If you’re in the legal industry, there is the Law Society’s Lexcel standards. If you handle cardholder data, you’ll have to comply with PCI DSS. And if you work in healthcare, there are guidelines from HIPAA, NHS England, Wales or Scotland. Then there is the umbrella of the ISO 27001, covering any set of information relating to individuals in any sector.
Compliance requirements for user security are similar regardless of industry
While different industries have different security requirements, the user security side of compliance is remarkably similar because employees in any business are human, and are prone to making mistakes. Information security is a common goal so the steps you need to take to achieve compliance in your industry will be similar to others.
Many regulatory standards provide quite detailed processes on how to achieve compliance. This may include implementing the right technology to help employees protect information, providing regular IT security training as reminders, and ensuring that you have an updated IT security policy in place.

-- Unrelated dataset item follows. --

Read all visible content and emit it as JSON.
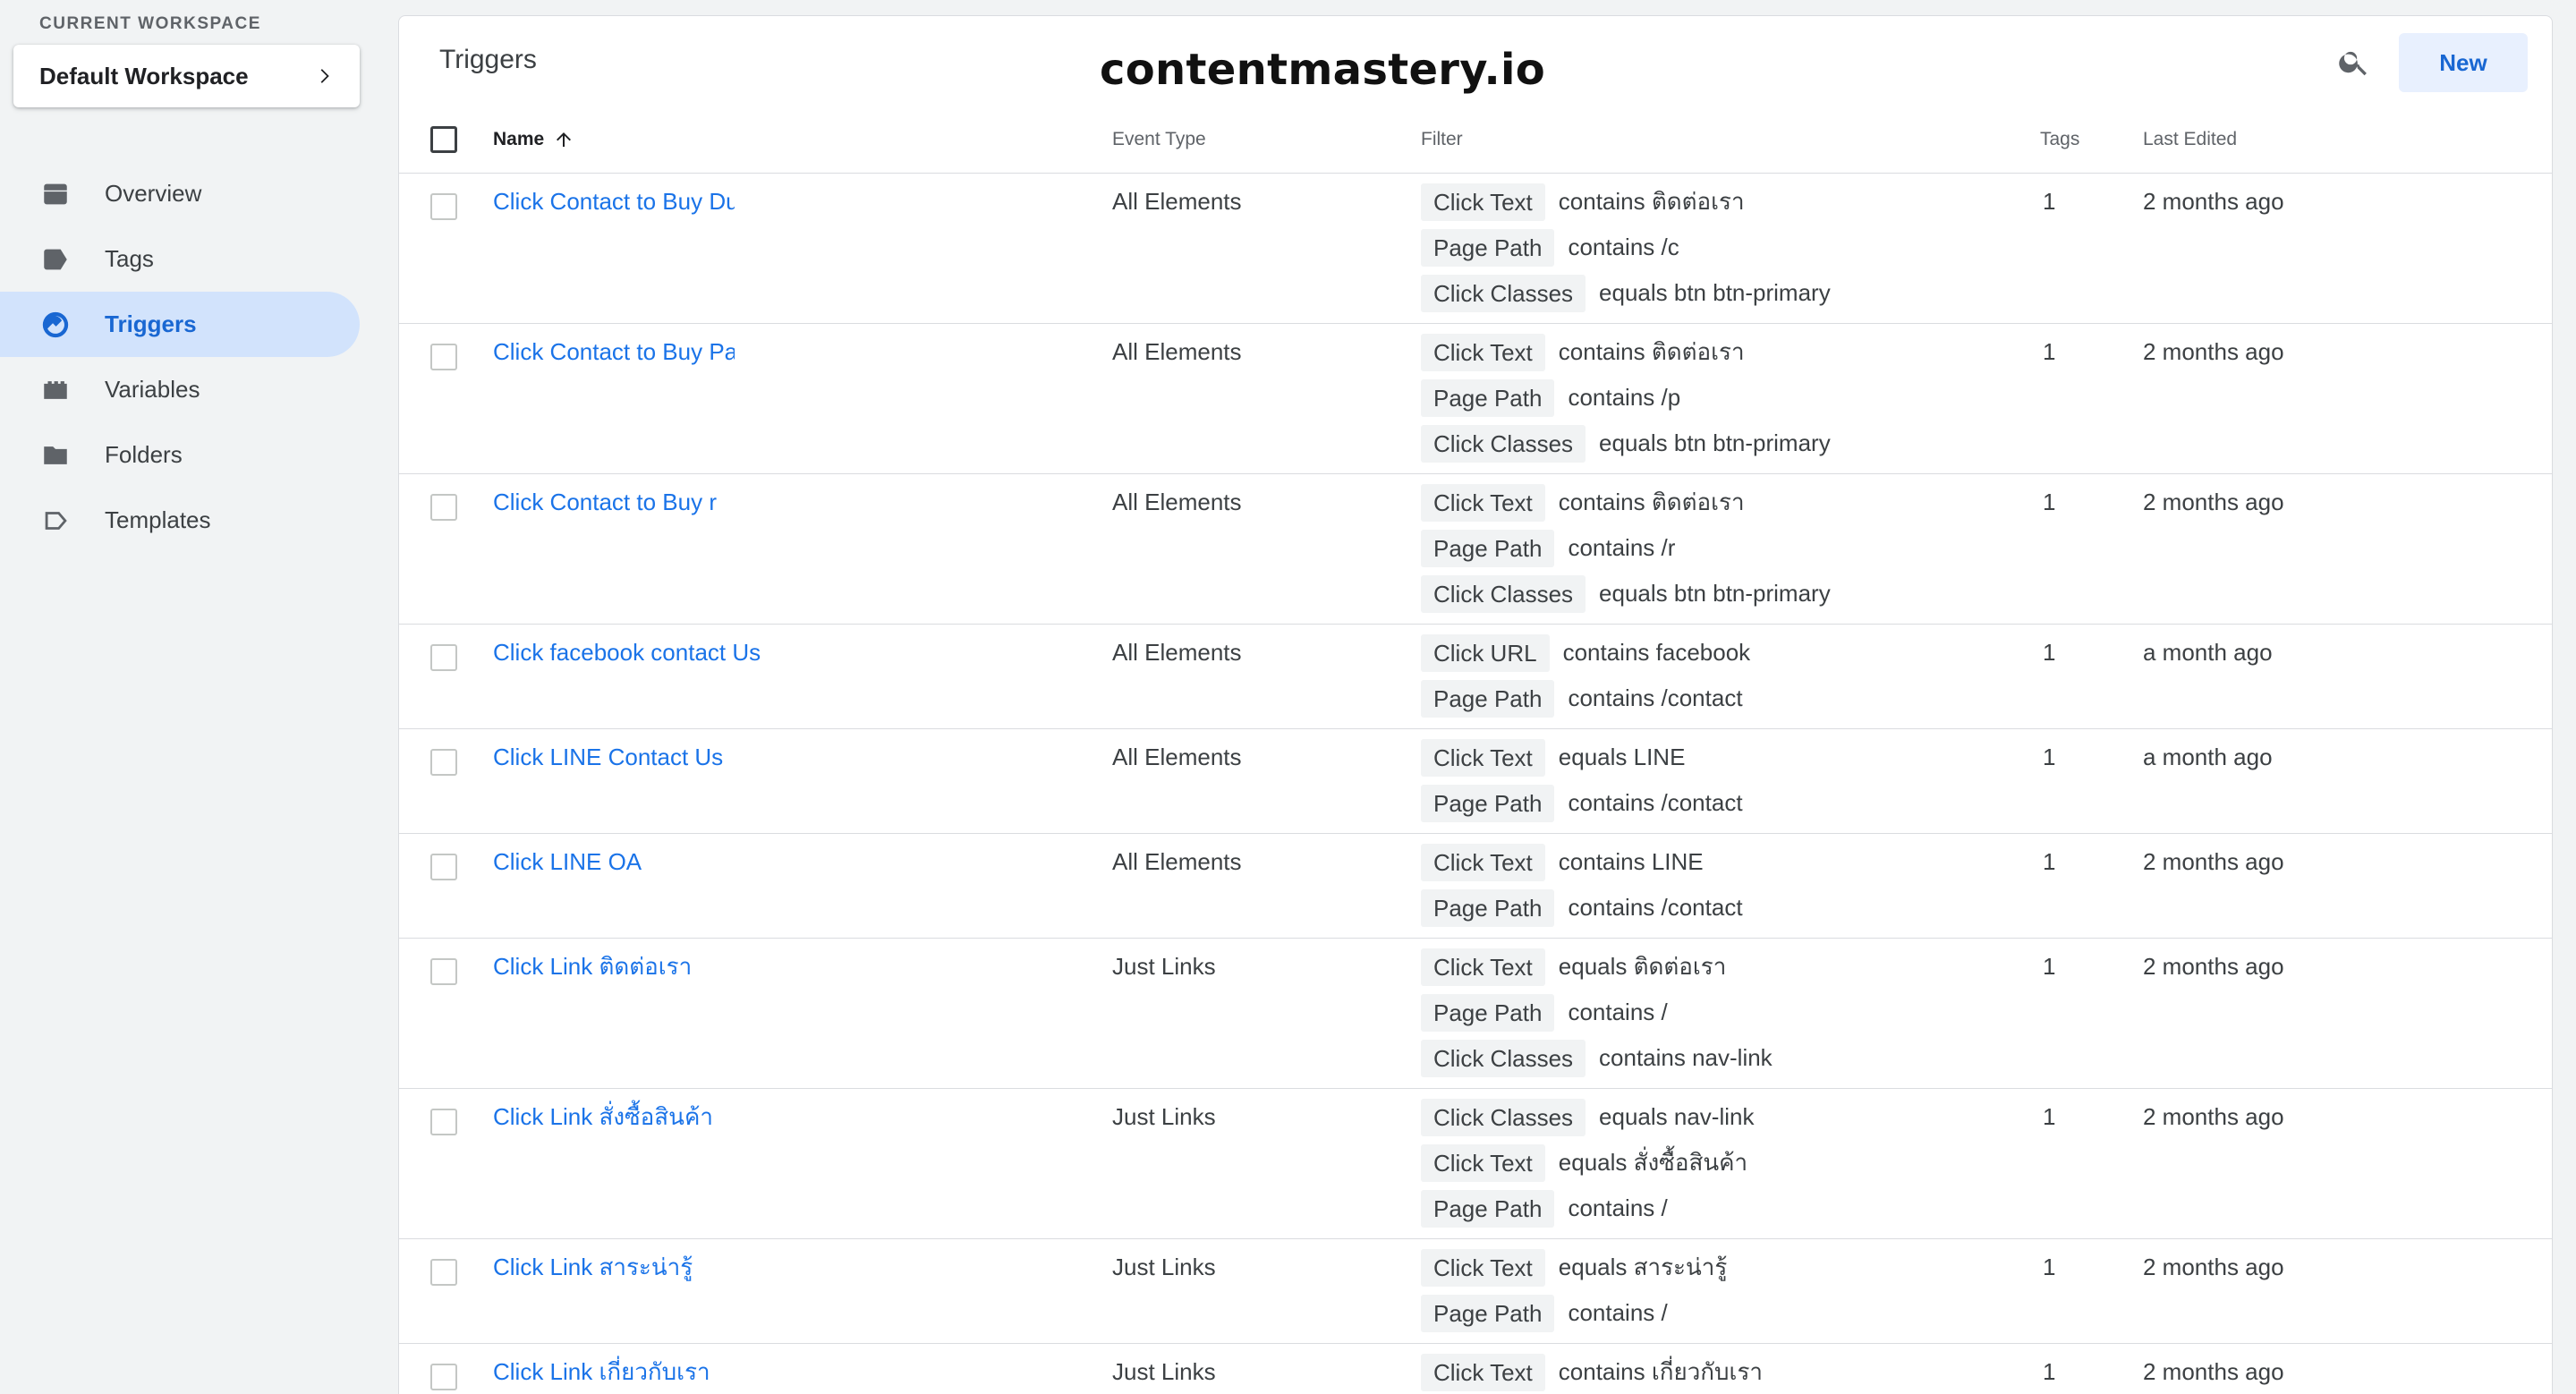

For example, PCI DSS and the Financial Conduct Authority emphasise the importance of staff training for new recruits. NHS guidelines and Lexcel dictate that companies must deny concurrent logins on the network with the same employee credentials. ISO 27001 states a formal de-registration process must be in place for employees who leave the company.
But despite the consequences for non-compliance getting more severe through larger fines and even with the threat of imprisonment, it was surprising to note in our recent research that non-compliance across industries with regards to user security. This is worrying for many reasons, not least because these companies are putting their clients’ personal and sensitive information at risk.
Three of the most heavily regulated industries are getting compliance badly wrong
The research showed that
- 43% of employees in these industries did not receive IT security training when they first joined the company
- 40% of companies do not have a documented IT security policy.
- 41% of companies do not even enforce the use of secure passwords.
- Nearly 1 in 3 employees don’t need to log in to company systems to access sensitive information
- More than half of companies (54%) do not immediately revoke network access once an employee has left the company.
Each of these statistics represents a larger window of opportunity for an attacker to exploit. Individually, they might be harmless. But together, they’re a huge risk to company networks and customer-sensitive information.
Your next steps
Compliance is all about following best practices. If you do the basics right, you’ll go a long way to becoming compliant and providing the best line of defence for your company.
But where should you direct your focus?
First, address the human aspects of security, by providing effective ongoing training and ensuring you have robust security procedures in place. Make sure you create and share a security policy with everyone in your company and include any penalties for poor security that will be enforced.
Technology complements the human aspect of security, and is the third part of the solution. Ensure that you have the right software in place so employees not only use passwords effectively but are prohibited from poor best practices such as concurrently logging into your network. Unique user logins aren’t helpful if someone has shared their password or is logged into two machines at once — how do you determine who the unique user is in that scenario?
We’ve put together handy user security checklists, which you can use to make sure you’re up to scratch: